:: EXERCISE MATERIALS ::

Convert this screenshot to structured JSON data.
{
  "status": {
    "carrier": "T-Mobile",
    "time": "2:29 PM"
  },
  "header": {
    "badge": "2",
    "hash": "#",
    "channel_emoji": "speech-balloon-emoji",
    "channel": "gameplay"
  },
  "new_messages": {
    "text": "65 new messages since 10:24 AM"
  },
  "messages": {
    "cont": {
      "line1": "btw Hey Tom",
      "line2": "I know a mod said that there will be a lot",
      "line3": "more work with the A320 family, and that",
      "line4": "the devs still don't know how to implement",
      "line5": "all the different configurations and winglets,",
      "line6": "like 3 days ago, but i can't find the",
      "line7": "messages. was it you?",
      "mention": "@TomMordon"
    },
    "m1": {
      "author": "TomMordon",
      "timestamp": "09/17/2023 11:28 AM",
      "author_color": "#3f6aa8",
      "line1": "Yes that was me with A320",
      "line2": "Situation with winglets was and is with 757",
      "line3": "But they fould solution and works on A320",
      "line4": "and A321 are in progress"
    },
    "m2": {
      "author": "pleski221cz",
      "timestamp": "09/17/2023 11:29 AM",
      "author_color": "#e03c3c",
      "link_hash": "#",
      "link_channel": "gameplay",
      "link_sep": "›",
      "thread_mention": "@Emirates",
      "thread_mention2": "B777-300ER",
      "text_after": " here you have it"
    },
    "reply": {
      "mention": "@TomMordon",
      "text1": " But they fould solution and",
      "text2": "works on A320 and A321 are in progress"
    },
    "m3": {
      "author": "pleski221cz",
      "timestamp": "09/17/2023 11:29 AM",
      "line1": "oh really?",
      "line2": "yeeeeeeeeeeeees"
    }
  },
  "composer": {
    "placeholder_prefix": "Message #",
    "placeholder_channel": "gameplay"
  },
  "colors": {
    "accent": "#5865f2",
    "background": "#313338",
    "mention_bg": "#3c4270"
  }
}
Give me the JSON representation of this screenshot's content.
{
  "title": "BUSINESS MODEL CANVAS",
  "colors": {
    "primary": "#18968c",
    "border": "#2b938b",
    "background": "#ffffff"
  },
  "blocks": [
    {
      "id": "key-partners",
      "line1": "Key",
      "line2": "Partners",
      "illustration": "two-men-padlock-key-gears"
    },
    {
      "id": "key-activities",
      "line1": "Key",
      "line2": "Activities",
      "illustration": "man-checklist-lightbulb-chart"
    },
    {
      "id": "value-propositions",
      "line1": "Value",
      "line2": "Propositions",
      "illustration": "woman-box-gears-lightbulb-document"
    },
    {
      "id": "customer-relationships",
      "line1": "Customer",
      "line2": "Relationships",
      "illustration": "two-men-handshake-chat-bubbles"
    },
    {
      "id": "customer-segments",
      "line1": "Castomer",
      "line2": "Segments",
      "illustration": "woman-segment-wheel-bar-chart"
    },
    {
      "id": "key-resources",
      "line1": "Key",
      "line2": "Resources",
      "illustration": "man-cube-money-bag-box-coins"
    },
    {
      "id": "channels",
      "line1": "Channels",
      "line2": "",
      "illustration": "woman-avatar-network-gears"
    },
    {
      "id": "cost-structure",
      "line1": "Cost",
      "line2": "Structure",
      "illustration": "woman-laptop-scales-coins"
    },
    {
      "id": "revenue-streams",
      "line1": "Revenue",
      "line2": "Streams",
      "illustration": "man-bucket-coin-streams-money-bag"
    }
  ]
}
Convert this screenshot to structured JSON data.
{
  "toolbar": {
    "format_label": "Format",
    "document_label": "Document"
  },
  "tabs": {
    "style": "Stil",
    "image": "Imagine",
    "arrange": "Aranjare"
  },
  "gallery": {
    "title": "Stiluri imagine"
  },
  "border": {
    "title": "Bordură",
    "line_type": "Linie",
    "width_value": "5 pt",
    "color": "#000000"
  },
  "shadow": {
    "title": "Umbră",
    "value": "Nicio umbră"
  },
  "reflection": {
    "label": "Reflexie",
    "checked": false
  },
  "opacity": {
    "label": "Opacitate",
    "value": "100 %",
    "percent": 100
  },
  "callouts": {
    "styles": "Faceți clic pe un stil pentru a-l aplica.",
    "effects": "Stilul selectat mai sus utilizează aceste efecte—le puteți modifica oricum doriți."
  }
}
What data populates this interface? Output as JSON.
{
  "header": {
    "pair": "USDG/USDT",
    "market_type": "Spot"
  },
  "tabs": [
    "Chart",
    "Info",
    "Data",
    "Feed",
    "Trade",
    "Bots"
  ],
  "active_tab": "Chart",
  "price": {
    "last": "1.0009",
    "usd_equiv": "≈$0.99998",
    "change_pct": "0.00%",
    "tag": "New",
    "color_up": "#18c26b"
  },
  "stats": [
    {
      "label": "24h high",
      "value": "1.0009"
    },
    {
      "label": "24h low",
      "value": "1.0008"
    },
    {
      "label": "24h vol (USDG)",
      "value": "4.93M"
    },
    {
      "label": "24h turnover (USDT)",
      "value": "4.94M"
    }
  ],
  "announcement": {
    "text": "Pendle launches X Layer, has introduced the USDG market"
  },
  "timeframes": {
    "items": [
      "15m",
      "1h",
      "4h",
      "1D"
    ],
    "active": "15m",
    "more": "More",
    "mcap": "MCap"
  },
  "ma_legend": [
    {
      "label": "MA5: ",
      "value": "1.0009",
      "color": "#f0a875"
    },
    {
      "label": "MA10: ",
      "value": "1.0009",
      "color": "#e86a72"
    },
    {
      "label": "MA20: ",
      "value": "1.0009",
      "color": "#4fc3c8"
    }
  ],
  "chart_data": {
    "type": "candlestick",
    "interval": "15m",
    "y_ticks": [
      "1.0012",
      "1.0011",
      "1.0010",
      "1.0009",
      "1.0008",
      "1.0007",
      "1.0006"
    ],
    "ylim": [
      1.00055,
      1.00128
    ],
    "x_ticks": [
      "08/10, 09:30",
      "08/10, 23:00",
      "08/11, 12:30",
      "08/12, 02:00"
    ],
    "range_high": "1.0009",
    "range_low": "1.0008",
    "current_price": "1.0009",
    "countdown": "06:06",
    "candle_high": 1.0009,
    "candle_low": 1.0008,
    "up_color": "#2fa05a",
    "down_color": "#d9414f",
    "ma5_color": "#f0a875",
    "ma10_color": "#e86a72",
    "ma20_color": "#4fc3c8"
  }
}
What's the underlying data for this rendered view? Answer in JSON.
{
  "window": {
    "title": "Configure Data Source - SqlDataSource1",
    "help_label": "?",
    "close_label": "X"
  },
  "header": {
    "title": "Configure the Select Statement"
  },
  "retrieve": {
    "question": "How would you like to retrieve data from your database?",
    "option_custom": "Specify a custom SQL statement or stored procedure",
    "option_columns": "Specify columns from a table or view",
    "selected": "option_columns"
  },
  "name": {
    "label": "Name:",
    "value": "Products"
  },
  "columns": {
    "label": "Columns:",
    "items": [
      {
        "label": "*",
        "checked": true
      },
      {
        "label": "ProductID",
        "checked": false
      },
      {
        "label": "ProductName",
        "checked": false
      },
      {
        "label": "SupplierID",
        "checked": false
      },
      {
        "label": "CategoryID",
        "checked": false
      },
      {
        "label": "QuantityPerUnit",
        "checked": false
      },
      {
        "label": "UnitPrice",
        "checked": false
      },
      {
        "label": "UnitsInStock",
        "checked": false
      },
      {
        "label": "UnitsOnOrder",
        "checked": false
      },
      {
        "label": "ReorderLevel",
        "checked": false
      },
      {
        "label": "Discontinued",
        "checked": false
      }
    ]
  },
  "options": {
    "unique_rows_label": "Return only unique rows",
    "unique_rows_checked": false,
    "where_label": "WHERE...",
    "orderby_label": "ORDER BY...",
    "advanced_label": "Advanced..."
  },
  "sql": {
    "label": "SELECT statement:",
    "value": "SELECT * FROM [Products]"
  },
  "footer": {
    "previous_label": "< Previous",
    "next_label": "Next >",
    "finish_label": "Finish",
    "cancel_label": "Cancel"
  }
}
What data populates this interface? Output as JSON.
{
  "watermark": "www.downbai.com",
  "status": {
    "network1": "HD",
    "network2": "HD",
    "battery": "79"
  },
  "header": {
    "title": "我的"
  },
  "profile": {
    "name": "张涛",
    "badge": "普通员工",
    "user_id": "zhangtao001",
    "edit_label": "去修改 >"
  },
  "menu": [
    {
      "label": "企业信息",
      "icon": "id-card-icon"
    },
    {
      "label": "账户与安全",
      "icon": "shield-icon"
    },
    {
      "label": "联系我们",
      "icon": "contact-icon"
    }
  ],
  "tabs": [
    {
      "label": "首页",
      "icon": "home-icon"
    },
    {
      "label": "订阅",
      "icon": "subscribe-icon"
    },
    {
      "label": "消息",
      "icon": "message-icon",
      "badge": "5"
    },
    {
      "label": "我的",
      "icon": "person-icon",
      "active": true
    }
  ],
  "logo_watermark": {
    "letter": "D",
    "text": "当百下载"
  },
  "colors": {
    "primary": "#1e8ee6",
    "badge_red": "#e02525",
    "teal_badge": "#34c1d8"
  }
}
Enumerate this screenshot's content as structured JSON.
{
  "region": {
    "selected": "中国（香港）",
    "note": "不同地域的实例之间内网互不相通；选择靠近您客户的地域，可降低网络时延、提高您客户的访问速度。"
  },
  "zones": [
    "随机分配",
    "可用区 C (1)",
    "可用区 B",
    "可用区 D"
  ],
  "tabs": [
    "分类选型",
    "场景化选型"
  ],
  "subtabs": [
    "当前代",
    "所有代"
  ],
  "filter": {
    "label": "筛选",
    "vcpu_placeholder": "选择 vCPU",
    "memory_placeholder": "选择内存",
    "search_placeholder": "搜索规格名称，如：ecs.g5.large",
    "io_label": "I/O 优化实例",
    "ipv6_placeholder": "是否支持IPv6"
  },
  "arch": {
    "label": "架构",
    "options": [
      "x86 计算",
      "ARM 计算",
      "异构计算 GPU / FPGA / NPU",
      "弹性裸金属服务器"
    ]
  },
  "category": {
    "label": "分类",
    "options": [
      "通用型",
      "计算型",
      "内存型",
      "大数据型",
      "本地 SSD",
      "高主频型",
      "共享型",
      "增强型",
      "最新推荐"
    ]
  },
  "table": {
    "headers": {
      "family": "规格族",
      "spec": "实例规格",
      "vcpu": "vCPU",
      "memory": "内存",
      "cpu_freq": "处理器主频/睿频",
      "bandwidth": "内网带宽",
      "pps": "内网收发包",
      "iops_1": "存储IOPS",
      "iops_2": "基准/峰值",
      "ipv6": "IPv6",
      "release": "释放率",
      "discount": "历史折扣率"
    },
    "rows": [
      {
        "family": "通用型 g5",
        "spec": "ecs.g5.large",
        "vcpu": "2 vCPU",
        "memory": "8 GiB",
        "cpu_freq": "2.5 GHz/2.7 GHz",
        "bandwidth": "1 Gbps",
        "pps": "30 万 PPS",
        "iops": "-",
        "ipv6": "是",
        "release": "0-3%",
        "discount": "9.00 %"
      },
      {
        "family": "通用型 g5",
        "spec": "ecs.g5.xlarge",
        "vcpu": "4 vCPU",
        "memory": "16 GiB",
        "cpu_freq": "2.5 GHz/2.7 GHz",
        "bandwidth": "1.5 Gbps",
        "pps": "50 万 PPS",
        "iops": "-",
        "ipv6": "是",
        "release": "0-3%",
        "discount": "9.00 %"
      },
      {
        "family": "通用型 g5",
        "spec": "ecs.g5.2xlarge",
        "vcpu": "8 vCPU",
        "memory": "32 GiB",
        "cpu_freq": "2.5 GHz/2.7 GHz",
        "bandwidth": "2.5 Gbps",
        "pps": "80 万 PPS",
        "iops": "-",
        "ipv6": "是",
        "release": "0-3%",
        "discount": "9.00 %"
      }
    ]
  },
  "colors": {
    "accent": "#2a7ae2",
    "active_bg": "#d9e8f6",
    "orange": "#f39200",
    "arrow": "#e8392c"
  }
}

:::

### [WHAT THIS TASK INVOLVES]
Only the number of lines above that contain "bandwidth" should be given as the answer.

### [COMPLETED TASK]
4